Items from a data source:

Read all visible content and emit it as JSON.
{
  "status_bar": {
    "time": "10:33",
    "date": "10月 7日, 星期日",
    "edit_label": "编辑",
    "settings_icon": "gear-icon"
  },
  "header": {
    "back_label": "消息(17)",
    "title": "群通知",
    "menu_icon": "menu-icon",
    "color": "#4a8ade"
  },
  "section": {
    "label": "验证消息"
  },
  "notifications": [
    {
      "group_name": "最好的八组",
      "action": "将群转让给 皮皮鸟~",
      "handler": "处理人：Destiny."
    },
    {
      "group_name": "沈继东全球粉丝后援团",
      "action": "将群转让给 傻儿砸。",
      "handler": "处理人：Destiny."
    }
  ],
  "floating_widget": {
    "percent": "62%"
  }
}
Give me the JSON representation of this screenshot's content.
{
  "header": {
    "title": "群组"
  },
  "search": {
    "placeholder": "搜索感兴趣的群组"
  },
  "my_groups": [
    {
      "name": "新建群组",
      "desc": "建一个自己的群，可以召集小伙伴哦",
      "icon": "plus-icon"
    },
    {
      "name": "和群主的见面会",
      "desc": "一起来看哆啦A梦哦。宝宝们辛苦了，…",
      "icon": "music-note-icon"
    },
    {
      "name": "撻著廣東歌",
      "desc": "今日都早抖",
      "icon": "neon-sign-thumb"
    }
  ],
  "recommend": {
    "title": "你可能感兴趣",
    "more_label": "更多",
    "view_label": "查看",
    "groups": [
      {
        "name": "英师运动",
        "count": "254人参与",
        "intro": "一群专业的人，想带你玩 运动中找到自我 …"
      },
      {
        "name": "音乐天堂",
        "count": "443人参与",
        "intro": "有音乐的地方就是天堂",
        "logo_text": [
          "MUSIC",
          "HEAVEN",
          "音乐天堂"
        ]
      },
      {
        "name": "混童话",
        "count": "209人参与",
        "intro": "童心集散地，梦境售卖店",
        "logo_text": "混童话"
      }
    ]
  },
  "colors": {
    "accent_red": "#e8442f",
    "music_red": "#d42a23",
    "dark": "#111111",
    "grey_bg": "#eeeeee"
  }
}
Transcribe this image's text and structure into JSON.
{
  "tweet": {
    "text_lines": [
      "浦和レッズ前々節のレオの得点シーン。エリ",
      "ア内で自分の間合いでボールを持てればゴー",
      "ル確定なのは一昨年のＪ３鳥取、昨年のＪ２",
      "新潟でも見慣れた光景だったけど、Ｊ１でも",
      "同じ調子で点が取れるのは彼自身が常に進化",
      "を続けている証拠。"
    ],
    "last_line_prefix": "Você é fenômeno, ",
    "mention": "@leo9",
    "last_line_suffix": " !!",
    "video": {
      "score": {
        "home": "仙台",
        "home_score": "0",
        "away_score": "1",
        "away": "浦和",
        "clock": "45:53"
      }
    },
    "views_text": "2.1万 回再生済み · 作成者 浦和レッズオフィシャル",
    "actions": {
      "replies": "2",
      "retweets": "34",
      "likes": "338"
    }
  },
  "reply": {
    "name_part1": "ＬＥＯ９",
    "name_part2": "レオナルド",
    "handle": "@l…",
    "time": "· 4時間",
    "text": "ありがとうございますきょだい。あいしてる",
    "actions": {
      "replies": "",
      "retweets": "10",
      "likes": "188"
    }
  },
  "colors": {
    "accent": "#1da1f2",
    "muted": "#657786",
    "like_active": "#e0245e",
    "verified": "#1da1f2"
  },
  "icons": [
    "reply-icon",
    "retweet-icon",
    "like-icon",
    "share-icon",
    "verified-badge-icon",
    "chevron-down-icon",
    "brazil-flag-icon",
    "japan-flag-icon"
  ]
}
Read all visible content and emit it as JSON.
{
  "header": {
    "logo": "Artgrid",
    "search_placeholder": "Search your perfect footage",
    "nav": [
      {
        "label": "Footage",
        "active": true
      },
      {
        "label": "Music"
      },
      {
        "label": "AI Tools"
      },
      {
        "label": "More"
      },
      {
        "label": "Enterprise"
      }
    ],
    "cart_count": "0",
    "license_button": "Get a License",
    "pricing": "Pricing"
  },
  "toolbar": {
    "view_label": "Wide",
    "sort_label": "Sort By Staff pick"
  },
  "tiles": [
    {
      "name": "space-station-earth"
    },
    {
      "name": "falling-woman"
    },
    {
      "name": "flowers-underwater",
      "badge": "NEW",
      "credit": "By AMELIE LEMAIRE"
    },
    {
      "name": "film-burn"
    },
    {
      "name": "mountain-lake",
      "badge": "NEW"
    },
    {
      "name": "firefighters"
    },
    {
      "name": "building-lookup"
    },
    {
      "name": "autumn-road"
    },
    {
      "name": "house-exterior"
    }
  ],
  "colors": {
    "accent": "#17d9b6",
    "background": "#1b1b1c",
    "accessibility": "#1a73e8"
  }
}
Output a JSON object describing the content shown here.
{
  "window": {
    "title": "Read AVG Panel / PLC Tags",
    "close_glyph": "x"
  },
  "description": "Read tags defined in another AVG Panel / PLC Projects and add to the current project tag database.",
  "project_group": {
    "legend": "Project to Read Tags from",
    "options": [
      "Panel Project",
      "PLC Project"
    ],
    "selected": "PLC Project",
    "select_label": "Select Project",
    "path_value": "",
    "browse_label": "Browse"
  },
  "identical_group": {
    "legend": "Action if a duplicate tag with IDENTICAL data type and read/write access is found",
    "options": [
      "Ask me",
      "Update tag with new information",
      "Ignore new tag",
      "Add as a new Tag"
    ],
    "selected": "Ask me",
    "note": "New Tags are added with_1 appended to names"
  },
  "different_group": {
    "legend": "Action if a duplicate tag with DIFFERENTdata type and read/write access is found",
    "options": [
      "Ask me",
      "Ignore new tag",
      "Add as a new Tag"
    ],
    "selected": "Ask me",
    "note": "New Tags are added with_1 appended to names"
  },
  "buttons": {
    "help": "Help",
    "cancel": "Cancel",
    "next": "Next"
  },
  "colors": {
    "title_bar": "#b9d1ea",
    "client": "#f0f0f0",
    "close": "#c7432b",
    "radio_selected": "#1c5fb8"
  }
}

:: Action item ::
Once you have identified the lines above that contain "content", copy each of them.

:: Response to this exercise ::
Read all visible content and emit it as JSON.
Give me the JSON representation of this screenshot's content.
Read all visible content and emit it as JSON.
Output a JSON object describing the content shown here.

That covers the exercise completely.